According to Mr. Al-Sallali, not all companies are equal in terms of energy intensity, financial resources, or the ability to quickly reduce their emissions, because these companies differ greatly in terms of energy intensity. Some industries, such as steel or cement production, require large amounts of energy and may have high carbon emissions per unit of production, while other sectors, such as technology companies, may have a much lower carbon footprint.
In this regard, he considered that small enterprises may be more vulnerable to carbon pricing, because they often have limited financial resources to invest in clean technologies, calling for the creation of mechanisms to support them, such as establishing fair emission thresholds or exemptions for the benefit of small enterprises. The expert explained, “To improve fiscal justice, many countries are reinvesting carbon pricing revenues in social programs, or in incentivizing companies to reduce their emissions, or in direct refunds to families. This would help mitigate the disproportionate economic impact on vulnerable groups and promoting equitable reduction of emissions.”
In his opinion, the transition to a low-carbon economy could improve long-term economic stability by reducing dependence on non-renewable resources and mitigating risks associated with climate change.
He said, “International financial markets, in turn, are showing increasing interest in sustainable investments. Green bonds, socially responsible investment funds, and other financial instruments based on environmental impact are attracting more investors. Morocco can benefit from these trends to attract green investments.”
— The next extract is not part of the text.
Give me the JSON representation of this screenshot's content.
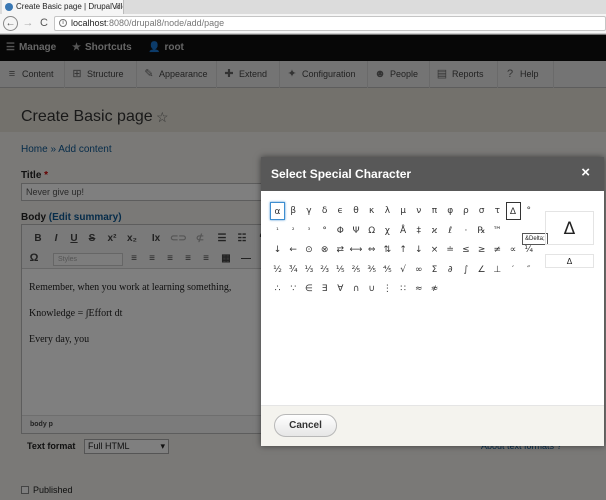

In order to promote these green and carbon-neutral investments, the expert recommended maintaining stable and predictable carbon pricing policies, in order to give confidence to investors in the long term, and facilitating cooperation between the government, companies and civil society to prepare joint policies and initiatives aimed at encouraging green investments, and regular re-evaluation. policies and incentives to ensure their continued effectiveness and adaptation to market developments. In fact, carbon pricing must be part of a comprehensive emissions mitigation strategy. In practice, using carbon pricing revenues could be a way to stimulate the economy and mitigate the economic damage resulting from the significant rise in fuel prices.